Instructions to follow:
All lines in the entries below that hold "views" make up the answer.

Data provided:
<<<<
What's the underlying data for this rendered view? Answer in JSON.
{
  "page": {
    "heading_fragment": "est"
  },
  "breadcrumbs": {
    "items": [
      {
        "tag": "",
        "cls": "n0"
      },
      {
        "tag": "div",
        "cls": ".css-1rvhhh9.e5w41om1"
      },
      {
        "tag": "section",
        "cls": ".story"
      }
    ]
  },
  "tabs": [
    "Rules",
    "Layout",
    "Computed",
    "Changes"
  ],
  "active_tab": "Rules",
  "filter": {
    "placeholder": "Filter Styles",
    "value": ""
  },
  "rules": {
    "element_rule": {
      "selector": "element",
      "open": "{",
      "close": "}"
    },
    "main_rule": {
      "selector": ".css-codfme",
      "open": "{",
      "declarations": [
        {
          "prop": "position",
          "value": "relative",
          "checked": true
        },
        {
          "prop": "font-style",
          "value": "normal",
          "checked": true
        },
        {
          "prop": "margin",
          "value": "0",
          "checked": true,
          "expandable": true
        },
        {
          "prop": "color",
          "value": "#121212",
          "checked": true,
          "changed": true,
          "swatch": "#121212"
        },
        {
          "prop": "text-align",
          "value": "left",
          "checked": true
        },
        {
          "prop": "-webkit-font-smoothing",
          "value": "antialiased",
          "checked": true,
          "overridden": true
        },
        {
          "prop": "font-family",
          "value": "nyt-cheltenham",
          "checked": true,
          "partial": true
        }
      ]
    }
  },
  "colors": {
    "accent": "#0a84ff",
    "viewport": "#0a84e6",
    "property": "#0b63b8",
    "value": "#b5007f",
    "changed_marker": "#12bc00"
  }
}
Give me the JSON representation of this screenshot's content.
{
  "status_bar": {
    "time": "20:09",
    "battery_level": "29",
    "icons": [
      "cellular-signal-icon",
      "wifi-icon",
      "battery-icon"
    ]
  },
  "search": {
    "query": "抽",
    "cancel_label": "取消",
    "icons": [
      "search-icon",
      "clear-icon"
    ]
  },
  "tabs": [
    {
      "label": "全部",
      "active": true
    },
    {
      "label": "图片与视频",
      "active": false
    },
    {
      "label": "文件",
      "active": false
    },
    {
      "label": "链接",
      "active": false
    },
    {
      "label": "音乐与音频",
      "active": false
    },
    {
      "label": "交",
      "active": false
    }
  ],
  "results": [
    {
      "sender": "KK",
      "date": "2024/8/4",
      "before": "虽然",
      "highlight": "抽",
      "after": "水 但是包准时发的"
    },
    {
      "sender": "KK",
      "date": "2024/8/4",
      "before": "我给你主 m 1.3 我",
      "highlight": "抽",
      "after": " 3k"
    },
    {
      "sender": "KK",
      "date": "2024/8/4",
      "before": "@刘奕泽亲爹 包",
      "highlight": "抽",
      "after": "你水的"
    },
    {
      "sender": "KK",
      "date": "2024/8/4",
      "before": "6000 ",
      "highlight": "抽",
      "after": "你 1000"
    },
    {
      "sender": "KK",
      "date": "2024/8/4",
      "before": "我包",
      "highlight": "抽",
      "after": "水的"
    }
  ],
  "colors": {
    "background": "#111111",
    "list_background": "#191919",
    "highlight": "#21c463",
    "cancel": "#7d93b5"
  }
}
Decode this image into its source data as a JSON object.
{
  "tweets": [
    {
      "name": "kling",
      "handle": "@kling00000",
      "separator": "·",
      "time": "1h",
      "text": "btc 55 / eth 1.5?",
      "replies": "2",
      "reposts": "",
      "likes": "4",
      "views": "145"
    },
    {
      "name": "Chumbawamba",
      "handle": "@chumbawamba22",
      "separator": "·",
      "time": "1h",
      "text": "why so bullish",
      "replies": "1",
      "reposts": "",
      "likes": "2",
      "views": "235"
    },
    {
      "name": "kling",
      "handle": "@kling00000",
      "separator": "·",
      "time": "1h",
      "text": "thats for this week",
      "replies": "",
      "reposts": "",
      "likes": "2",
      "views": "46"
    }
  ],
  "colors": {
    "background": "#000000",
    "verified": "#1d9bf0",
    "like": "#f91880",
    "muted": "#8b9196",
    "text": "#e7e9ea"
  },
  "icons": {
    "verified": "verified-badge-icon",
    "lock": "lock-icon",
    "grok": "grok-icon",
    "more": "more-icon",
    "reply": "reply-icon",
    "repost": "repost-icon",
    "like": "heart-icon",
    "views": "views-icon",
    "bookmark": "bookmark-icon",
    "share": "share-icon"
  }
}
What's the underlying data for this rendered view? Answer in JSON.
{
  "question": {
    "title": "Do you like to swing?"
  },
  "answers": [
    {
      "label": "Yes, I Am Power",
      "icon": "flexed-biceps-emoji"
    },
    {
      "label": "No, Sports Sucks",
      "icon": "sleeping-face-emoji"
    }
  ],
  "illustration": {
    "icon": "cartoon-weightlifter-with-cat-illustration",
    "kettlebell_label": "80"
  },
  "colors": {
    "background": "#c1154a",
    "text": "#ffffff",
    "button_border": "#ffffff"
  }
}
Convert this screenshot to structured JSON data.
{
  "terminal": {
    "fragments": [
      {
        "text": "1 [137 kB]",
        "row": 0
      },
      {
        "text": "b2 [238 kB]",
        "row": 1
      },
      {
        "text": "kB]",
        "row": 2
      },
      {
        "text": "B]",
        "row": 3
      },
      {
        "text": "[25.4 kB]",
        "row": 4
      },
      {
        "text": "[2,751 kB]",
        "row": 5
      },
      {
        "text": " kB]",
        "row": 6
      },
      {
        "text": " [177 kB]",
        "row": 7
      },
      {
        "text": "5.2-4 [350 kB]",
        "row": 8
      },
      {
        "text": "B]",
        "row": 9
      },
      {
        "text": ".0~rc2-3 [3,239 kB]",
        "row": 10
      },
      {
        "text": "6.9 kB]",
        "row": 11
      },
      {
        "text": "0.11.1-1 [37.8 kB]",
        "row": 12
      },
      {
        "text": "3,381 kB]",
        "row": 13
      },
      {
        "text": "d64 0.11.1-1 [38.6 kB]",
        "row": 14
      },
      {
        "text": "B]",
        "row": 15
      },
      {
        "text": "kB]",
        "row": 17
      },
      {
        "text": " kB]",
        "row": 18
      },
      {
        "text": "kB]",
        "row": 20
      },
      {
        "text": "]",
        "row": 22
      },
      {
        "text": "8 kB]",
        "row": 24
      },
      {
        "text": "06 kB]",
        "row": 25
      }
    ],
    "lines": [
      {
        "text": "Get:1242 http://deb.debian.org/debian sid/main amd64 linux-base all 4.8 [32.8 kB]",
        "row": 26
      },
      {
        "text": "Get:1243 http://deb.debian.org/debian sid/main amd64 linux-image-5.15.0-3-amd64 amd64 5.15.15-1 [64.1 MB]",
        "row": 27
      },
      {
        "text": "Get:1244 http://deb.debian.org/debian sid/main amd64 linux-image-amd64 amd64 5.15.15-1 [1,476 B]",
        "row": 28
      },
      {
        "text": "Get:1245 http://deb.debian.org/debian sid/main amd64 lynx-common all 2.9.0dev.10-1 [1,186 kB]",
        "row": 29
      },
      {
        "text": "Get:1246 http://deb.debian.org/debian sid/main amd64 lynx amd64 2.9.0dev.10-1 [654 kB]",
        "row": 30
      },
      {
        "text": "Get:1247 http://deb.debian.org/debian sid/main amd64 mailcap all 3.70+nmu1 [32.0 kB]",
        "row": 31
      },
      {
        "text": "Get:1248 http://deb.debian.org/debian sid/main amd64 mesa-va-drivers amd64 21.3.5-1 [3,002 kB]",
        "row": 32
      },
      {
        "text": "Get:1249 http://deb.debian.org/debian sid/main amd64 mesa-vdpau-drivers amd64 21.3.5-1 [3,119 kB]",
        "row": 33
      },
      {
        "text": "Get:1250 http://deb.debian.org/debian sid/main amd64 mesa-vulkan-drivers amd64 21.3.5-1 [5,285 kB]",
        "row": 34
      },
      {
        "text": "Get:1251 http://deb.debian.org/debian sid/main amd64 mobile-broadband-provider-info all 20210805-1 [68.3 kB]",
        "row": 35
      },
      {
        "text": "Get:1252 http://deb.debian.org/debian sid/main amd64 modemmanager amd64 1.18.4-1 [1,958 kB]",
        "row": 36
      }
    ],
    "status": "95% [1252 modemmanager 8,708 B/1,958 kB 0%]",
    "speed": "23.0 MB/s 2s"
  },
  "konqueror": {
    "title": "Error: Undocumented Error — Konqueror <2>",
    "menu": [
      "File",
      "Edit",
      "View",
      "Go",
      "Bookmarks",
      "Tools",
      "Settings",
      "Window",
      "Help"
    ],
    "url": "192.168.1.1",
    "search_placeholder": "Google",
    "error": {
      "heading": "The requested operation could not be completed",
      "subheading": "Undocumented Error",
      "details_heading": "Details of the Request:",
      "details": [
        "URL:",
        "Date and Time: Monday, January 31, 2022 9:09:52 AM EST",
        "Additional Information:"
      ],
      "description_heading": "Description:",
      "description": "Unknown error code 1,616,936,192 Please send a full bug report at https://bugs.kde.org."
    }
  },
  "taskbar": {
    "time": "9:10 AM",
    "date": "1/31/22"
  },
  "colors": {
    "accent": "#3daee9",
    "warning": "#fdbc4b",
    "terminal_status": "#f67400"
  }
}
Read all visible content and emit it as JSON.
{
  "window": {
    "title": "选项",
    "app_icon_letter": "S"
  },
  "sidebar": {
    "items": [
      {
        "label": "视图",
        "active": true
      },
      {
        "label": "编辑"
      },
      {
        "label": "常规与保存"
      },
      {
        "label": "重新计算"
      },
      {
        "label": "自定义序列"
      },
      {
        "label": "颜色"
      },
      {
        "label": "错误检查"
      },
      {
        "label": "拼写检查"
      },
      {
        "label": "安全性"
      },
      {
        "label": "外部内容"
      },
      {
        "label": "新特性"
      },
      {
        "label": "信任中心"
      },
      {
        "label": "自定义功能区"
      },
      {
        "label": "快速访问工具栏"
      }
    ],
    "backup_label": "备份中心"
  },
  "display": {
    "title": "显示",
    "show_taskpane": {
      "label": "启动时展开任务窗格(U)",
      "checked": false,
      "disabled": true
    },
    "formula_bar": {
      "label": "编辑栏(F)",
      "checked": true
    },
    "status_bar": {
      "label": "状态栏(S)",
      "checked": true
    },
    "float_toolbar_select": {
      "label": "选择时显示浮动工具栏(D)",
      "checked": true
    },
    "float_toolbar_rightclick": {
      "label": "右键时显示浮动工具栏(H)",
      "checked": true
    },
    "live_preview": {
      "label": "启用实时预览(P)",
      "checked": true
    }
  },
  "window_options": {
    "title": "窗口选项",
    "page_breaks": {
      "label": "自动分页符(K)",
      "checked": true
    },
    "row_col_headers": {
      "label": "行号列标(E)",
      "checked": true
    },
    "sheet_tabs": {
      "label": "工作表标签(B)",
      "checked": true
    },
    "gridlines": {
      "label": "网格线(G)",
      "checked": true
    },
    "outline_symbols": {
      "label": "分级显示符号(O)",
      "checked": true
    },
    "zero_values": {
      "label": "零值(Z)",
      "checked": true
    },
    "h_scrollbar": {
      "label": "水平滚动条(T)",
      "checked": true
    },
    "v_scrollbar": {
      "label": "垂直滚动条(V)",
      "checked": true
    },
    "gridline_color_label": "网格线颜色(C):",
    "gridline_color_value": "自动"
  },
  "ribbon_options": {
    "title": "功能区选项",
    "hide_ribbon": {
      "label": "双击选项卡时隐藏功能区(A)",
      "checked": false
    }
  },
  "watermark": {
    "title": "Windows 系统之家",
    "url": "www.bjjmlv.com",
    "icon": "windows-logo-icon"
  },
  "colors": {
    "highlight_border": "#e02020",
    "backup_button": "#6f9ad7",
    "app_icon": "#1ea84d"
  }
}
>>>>
Answer section:
      "views": "145"
      "views": "235"
      "views": "46"
    "views": "views-icon",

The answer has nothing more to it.